:: Input
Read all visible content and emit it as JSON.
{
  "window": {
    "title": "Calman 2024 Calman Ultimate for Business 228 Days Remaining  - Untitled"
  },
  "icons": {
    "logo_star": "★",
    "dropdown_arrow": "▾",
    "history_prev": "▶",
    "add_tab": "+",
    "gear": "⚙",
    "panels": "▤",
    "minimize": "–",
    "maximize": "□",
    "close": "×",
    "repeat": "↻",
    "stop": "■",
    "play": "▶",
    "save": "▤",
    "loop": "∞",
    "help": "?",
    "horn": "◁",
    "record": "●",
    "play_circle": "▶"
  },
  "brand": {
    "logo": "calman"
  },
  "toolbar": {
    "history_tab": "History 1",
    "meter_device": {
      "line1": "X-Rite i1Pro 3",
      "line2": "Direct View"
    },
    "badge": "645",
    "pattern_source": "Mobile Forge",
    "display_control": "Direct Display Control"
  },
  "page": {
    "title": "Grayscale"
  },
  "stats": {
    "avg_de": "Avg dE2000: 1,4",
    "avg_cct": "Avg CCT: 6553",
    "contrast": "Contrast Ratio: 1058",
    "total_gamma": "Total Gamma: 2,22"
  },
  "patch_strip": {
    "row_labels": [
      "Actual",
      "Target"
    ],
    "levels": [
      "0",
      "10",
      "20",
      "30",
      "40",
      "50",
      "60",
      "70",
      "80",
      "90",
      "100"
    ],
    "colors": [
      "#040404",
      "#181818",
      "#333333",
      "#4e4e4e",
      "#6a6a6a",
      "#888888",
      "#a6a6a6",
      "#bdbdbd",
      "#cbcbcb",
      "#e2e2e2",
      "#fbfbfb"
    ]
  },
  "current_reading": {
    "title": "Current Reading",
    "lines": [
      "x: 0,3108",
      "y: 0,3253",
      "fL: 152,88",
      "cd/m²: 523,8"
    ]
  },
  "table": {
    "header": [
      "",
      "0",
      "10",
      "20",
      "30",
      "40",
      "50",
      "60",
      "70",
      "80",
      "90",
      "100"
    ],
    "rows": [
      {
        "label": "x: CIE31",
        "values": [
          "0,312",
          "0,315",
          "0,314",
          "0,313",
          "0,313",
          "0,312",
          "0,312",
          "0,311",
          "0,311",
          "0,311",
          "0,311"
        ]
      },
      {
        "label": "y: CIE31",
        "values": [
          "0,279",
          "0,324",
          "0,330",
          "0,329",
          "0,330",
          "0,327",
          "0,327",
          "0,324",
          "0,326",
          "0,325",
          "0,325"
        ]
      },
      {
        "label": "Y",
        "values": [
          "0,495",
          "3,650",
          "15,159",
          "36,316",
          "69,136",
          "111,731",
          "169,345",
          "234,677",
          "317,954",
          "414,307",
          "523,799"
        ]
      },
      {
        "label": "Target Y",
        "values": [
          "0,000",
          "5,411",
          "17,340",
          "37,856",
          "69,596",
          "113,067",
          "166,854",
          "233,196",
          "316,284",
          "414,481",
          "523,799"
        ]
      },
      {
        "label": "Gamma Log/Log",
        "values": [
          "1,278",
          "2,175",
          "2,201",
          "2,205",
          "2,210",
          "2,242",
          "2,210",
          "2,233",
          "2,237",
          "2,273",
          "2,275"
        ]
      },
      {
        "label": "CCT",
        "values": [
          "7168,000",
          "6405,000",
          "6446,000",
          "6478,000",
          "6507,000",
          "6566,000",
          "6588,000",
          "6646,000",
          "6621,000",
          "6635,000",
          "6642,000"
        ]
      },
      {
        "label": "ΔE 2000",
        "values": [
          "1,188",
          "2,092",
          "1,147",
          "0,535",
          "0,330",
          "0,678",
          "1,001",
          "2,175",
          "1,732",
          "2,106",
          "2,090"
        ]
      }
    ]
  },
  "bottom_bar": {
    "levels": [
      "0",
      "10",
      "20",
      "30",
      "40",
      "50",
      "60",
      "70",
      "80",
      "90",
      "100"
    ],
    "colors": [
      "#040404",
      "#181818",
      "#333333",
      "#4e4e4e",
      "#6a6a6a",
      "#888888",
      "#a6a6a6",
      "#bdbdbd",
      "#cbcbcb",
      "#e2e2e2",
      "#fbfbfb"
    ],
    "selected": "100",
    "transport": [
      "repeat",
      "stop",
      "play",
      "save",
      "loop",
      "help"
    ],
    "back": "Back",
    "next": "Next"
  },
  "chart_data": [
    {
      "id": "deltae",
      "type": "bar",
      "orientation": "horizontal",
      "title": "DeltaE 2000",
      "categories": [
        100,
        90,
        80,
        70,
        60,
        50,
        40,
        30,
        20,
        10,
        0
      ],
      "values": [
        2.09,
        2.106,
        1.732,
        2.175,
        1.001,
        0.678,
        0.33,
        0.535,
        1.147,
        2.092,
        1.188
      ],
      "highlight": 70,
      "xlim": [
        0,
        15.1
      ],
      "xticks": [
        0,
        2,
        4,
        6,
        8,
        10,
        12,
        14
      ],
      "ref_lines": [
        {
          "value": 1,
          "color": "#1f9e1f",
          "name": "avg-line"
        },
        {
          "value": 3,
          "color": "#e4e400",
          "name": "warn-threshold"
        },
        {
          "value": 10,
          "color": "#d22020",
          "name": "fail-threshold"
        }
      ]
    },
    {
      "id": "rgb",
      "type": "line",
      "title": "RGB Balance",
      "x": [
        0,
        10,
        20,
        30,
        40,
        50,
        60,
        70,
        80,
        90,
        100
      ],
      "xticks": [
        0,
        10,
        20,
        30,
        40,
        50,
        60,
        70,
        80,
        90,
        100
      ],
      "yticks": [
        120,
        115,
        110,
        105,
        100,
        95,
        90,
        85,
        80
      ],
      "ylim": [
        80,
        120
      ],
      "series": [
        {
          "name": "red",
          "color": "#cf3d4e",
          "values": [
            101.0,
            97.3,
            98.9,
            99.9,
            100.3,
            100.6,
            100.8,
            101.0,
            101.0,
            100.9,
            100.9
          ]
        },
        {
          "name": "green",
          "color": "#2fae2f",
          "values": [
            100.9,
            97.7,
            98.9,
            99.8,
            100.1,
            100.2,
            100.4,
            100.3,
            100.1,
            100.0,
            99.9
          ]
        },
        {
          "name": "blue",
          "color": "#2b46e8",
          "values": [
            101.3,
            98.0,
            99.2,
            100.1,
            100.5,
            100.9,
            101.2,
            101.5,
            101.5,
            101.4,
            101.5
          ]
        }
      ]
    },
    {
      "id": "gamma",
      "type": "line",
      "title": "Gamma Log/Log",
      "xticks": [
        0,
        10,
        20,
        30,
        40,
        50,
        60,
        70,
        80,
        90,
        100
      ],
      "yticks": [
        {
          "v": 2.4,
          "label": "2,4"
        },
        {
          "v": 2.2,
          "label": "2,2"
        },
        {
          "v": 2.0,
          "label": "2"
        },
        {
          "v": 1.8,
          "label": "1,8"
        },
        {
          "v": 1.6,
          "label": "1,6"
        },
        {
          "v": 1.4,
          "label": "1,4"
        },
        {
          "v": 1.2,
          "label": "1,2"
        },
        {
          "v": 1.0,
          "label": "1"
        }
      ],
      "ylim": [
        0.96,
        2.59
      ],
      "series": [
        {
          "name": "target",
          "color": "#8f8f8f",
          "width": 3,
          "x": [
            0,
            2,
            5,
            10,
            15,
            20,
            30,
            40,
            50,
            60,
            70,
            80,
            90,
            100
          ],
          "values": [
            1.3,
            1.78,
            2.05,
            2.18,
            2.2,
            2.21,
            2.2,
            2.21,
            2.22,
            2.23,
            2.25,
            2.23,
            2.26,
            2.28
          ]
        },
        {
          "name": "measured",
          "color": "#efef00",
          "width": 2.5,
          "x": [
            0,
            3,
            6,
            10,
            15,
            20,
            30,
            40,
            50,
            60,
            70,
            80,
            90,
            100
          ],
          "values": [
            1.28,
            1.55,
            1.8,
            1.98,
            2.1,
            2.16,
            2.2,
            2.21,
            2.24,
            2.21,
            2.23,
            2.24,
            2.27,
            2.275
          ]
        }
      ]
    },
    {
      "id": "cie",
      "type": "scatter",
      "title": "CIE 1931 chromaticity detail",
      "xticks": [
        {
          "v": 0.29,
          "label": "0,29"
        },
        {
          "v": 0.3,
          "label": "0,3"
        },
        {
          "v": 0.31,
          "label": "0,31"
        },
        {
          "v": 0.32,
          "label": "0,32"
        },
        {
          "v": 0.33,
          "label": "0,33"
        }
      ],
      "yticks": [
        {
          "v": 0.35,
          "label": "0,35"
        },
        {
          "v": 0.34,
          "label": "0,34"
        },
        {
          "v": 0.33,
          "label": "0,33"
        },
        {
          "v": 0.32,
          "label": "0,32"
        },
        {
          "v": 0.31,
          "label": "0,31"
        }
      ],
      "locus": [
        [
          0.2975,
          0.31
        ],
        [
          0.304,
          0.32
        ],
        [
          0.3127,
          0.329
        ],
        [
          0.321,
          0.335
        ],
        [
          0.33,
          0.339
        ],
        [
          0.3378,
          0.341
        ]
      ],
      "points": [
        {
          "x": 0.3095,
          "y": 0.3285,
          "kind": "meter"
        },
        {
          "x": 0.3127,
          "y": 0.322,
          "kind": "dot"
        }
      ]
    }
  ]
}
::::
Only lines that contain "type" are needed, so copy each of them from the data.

      "type": "bar",
      "type": "line",
      "type": "line",
      "type": "scatter",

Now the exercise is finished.